§ **Problem details**
Check every line below for the word "description" and copy the ones that have it.

§ **Supplied material**
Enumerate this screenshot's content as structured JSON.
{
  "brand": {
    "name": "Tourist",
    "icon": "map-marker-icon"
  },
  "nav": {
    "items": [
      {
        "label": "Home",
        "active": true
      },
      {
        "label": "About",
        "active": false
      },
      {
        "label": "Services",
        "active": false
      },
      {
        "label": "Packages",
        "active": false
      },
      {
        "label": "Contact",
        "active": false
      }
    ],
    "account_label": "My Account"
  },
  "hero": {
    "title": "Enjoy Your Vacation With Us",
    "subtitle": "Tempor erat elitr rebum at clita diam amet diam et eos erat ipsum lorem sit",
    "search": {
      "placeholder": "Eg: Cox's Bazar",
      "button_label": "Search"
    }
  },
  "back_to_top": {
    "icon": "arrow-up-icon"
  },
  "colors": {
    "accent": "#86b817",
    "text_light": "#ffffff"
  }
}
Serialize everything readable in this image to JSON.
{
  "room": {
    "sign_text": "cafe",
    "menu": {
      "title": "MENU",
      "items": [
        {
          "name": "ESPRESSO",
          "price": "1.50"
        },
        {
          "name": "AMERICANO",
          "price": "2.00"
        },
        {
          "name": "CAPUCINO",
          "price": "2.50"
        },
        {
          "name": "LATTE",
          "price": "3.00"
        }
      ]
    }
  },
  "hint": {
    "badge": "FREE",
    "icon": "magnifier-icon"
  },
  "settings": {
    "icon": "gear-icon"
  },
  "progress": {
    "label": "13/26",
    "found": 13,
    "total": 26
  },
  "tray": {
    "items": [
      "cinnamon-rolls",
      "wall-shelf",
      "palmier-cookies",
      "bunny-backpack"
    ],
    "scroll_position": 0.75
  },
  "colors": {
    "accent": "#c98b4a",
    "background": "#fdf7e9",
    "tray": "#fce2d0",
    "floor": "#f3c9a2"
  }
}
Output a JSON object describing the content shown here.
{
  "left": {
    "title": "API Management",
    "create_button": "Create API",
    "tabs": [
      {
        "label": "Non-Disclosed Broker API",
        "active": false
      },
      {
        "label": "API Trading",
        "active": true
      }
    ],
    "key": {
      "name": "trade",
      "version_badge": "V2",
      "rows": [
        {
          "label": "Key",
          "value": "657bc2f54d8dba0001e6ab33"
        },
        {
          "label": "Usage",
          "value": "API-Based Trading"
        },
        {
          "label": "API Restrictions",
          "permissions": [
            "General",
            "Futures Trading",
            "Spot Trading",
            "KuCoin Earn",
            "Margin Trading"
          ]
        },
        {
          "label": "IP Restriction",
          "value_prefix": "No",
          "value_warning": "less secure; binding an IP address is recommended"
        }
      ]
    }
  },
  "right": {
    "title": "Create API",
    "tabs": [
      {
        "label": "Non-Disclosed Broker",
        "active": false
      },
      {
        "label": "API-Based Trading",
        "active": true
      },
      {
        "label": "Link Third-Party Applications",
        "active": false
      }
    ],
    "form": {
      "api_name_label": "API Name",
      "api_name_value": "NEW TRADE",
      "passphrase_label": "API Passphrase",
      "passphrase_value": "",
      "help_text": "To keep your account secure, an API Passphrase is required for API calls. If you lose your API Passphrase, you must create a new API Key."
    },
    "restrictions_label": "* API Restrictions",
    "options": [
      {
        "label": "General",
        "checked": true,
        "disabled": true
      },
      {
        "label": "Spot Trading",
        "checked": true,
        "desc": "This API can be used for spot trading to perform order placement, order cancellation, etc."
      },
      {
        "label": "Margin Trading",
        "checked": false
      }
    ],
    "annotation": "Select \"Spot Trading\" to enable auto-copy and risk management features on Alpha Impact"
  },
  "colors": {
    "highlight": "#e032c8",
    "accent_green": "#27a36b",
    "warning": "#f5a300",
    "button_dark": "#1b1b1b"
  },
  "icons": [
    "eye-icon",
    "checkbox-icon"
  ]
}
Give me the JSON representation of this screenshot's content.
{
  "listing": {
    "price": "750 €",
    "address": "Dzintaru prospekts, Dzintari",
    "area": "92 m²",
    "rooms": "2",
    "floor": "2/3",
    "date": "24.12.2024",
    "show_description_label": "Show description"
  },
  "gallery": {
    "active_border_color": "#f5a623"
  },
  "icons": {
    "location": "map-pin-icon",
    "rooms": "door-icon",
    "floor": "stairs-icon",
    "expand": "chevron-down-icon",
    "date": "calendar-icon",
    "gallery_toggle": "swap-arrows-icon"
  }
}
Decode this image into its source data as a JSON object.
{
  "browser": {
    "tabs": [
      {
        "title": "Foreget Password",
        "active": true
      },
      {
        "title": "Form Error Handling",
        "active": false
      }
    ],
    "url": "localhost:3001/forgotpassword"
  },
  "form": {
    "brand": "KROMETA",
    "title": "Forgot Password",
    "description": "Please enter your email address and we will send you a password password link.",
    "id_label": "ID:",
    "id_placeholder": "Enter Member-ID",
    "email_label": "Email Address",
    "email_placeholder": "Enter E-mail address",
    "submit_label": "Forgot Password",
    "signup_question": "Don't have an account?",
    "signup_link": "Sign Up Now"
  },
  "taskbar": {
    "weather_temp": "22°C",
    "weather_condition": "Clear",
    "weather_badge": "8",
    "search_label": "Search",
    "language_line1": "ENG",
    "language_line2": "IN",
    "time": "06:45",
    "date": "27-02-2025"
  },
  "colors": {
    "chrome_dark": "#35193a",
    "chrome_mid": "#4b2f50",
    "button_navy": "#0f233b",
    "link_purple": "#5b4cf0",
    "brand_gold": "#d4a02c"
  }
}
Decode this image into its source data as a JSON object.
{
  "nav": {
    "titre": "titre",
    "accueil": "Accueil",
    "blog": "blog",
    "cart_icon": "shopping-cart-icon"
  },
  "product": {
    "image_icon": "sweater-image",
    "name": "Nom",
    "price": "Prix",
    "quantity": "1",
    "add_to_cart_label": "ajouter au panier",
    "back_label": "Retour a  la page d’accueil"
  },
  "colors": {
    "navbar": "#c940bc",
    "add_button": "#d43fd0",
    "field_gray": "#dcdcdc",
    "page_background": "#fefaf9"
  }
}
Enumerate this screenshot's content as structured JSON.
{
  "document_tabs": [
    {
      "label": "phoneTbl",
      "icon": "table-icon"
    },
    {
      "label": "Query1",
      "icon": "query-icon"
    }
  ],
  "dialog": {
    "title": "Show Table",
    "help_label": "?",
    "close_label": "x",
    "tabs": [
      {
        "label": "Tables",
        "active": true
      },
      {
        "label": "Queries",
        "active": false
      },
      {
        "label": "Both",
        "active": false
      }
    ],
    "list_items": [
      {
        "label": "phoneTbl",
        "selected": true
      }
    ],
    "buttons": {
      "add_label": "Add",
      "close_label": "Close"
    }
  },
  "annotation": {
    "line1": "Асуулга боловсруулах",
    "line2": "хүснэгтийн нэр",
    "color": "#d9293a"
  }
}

§ **Answer for this exercise**
    "show_description_label": "Show description"
    "description": "Please enter your email address and we will send you a password password link.",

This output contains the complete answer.